### [THE TASK]
Tell how many lines in the data hold "more", giving that figure alone.
RECORDS FOR THIS EXERCISE: Begin
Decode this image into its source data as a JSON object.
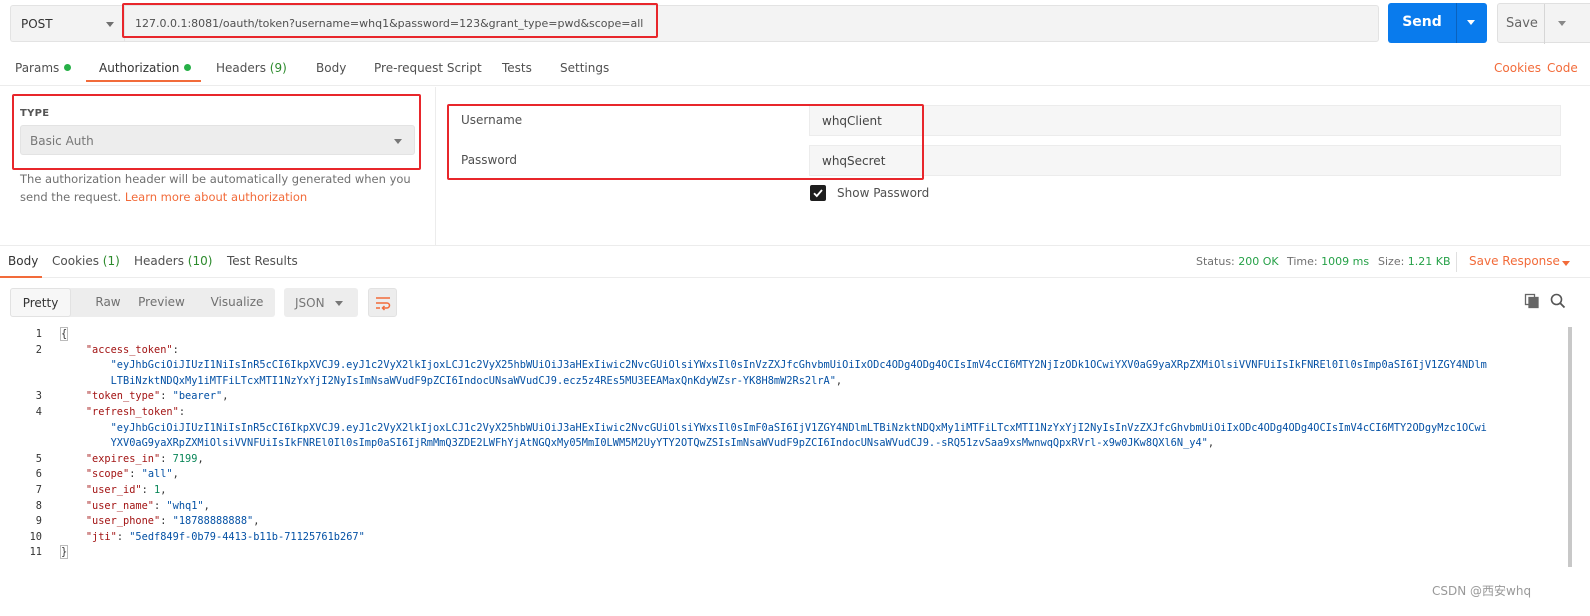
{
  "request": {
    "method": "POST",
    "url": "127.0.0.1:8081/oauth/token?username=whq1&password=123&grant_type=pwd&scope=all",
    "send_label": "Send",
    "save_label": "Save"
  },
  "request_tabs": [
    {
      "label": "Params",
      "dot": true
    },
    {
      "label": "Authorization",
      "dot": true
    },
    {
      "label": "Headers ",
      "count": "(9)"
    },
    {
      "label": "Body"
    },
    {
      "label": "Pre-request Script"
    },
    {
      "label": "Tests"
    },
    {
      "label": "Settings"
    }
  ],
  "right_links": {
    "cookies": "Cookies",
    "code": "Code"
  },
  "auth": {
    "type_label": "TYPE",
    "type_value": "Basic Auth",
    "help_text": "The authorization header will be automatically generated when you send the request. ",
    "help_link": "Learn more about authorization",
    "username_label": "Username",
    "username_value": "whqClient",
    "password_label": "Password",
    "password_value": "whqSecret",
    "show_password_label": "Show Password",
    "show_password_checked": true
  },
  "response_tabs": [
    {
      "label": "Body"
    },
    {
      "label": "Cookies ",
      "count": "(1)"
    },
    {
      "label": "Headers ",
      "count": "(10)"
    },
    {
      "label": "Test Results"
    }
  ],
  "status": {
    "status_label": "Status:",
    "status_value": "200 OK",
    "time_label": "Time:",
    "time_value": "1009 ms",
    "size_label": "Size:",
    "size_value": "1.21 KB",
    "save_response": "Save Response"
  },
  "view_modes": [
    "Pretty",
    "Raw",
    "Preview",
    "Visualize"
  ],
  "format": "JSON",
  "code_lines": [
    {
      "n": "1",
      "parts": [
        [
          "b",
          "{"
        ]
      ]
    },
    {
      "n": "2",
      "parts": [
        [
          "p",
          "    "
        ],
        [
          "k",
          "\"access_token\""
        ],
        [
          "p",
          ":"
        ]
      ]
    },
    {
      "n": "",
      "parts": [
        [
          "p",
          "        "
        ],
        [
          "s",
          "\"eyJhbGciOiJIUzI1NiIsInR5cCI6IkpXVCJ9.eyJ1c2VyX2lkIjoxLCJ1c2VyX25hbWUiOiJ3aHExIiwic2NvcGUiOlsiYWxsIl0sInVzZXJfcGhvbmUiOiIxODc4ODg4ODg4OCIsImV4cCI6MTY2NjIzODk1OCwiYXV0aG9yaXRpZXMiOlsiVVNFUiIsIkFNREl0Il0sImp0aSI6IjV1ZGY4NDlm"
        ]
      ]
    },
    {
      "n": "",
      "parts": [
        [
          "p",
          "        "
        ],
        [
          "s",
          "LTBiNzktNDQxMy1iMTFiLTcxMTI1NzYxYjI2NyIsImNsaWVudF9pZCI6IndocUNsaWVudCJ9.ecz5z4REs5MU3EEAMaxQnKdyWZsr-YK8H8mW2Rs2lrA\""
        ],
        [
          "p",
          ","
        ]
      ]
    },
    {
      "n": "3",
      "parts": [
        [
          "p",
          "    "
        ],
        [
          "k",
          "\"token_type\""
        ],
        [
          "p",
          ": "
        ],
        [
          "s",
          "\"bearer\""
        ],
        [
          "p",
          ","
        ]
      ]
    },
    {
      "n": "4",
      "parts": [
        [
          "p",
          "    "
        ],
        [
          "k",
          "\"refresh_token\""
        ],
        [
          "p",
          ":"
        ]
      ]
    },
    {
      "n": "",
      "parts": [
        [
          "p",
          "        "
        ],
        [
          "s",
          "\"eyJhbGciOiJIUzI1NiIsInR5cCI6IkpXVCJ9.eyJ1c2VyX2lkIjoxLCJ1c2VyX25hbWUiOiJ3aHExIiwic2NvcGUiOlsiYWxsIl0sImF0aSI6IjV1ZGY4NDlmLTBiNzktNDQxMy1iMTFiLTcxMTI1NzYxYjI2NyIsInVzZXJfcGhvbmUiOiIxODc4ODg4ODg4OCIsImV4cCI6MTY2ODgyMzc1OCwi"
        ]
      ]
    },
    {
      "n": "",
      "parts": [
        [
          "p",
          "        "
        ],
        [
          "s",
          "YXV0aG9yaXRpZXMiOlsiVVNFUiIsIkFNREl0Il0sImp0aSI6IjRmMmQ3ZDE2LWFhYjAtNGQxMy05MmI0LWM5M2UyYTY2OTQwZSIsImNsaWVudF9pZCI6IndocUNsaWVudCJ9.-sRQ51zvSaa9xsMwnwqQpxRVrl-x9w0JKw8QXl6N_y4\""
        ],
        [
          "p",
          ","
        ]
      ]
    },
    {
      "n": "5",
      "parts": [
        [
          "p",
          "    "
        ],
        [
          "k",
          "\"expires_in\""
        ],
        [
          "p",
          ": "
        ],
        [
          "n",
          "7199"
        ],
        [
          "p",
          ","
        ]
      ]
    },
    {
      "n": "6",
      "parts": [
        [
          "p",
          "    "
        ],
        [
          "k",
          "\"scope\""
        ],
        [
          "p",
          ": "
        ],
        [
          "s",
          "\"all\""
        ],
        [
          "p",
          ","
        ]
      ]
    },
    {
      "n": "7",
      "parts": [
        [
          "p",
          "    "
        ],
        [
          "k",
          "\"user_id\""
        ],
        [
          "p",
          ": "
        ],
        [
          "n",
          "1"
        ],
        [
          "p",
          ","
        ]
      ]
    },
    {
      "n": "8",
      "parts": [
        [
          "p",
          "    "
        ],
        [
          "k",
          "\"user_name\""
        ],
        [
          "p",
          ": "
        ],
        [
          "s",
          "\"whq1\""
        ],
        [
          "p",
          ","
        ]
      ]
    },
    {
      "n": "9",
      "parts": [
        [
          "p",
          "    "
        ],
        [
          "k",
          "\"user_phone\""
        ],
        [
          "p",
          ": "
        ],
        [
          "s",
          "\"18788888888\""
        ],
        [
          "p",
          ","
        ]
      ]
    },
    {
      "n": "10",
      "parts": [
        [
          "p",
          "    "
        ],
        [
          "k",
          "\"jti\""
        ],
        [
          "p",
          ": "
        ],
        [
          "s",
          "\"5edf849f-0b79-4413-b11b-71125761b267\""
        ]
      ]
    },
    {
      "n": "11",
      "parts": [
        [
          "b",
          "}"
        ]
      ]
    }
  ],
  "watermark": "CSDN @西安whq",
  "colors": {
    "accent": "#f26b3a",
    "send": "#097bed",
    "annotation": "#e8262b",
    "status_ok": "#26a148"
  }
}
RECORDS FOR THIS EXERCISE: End
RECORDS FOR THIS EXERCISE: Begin
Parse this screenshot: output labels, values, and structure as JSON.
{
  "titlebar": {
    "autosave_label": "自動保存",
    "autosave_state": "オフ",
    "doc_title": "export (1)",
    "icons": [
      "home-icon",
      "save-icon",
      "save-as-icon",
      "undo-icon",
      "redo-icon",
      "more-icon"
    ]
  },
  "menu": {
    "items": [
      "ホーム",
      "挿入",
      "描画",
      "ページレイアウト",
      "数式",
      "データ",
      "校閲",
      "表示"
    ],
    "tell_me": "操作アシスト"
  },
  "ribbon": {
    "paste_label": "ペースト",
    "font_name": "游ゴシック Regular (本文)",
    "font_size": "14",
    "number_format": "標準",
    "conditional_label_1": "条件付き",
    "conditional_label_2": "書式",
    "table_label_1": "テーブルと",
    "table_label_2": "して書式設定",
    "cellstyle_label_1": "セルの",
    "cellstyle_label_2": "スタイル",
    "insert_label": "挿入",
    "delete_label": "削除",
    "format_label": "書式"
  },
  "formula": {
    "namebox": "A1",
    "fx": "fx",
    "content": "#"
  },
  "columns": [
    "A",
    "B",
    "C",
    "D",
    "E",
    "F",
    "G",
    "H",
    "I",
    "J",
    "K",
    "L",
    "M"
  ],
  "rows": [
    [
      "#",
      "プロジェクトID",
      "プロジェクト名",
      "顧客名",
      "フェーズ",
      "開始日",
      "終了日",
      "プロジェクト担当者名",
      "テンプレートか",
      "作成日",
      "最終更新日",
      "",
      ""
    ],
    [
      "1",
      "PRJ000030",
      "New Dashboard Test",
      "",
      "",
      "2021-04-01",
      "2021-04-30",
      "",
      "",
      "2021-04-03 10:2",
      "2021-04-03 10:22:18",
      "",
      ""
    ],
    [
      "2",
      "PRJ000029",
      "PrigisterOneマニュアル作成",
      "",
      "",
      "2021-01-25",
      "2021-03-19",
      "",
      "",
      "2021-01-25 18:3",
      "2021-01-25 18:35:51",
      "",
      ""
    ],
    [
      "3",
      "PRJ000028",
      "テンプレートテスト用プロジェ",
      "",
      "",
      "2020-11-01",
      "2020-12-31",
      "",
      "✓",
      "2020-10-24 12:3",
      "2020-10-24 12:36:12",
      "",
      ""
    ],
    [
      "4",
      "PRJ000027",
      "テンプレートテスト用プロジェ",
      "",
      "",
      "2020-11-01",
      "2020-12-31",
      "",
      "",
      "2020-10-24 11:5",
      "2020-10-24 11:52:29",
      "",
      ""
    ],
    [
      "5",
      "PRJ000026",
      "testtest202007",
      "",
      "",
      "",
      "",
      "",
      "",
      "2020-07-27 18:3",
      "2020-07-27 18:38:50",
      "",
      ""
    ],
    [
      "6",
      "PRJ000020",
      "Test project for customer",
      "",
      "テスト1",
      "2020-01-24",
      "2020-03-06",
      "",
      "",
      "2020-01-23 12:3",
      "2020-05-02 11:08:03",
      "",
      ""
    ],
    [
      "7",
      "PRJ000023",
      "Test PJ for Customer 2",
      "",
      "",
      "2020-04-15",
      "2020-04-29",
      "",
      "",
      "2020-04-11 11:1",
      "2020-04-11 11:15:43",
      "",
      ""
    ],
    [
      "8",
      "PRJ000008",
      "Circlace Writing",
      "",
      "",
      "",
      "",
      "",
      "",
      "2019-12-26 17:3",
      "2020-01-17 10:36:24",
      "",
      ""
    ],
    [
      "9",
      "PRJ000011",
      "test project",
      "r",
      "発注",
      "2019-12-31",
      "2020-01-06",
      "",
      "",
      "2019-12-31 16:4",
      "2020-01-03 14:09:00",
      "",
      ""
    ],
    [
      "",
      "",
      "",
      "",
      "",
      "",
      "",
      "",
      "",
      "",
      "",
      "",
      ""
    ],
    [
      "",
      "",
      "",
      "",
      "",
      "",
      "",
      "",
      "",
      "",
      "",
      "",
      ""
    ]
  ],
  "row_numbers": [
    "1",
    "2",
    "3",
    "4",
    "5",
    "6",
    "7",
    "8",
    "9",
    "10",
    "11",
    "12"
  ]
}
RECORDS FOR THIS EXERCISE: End
### [REPLY]
2